Excerpt from the government of Ontario’s ‘Newsroom’
A worker, employed by Hyundai L and C Canada Inc., operating as HanStone Canada, Moncton, New Brunswick, was injured after falling from a crumbler machine. The worker had just finished cleaning the front of the crumbler when the incident occurred. The worker was working on an unguarded rail on the machine, and was returning to a platform, when the incident occurred. The worker was unaware the machine should only be cleaned from the platform, which was protected by a guardrail. The employer failed to provide information, instruction, and supervision to the worker on the safe cleaning of the crumbler machine.
On January 12, 2022, workers were assigned to clean a “crumbler” (a machine that crushes stone material into smaller pieces) at HanStone Canada’s facility in London. The crumbler needed to be cleaned each time there was a changeover in quartz products due to colour changes in the stone.
The crumbler was rolled out of an enclosed area into a cleaning area adjacent to a production line. It was moved along metal rails, between two tall platforms, to the end of the rails. The end was two feet beyond the platforms.
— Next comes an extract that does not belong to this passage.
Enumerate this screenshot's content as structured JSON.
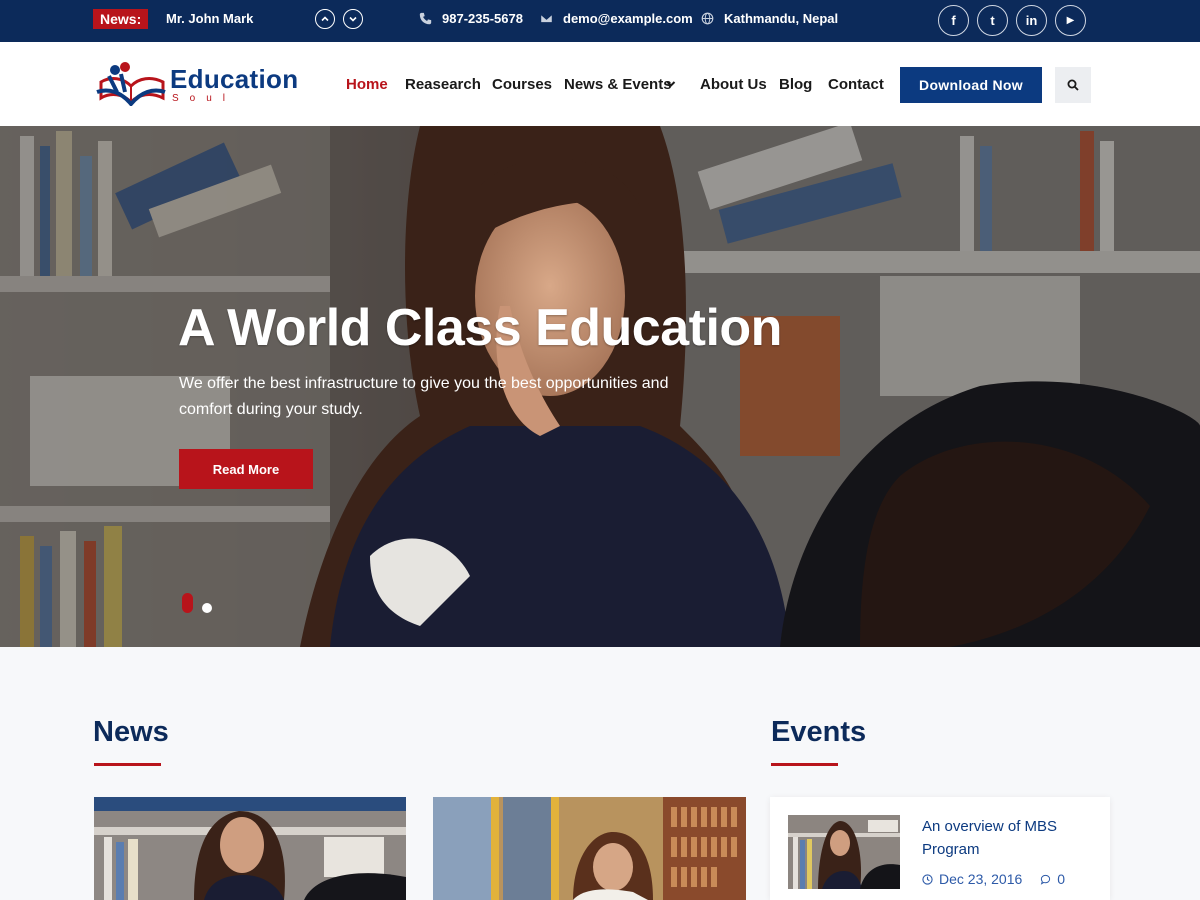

The platforms had guard rails on the open sides. There was an eight-inch gap between the end of the guardrail and the machine. The platforms were accessed by fixed ladders at each end.
One of the workers left the right-side platform via the gap and walked out onto the unguarded rail, balancing to clean the front of the machine. The worker used an air tool connected to an air hose to do the cleaning.
When done, the worker turned to get back onto the platform and descend the ladder. The air hose became tangled between the worker’s legs, causing the worker to fall about 4.8 feet to the floor below and be injured.
An investigation by the Ministry of Labour, Immigration, Training and Skills Development found there was no written job instruction, training, policy or procedure for the task of cleaning the crumbler.
The worker, newly hired, was trained by two co-workers, who themselves were not given any specific training on the task. One of the co-workers showed the injured worker how to clean the front of the machine from the rail. The injured worker saw the co-worker cleaning it that way too.
The injured worker’s supervisor advised the ministry that the front of the machine should be cleaned before the machine is rolled all the way out so it could be reached from the platform. However, neither the injured worker, nor the co-workers who trained the injured worker, were aware of that step. The workers were left to work out the task’s details themselves.
Following a guilty plea in the Ontario Court of Justice in London, HanStone Canada was fined $50,000 by Justice of the Peace Kristine Marie Diaz. Crown Counsel was Judy Chan.
The court also imposed a 25 per cent victim fine surcharge as required by the Provincial Offences Act. The surcharge is credited to a special provincial government fund to assist victims of crime.
The law(s) in contravention:
Hanstone was found guilty of a contravention of the Ontario Occupational Health and Safety Act (OHSA) section 25, subsection 2(a) which states,
“An employer shall,
- provide information, instruction, and supervision to a worker to protect the health or safety of the worker.”
Very simple, isn’t it? The worker MUST receive all the information necessary to do the job.
There it is in black and white.
I would wager Hanstone has never looked inside the Greenbook before.
HRS Group Inc. has a great team that can help you with all your health and safety needs including “Due Diligence”.
Contact Deborah toll free at 1-877-907-7744 or locally at 705-749-1259.
Ensure your workplace is a safe place.
Remember – In Ontario, “ALL Accidents are Preventable”!
‘Work’ and ‘Play’ safe.
Daniel L. Beal
CHSEP – Advanced Level
CEO & Senior Trainer
HRS Group Inc.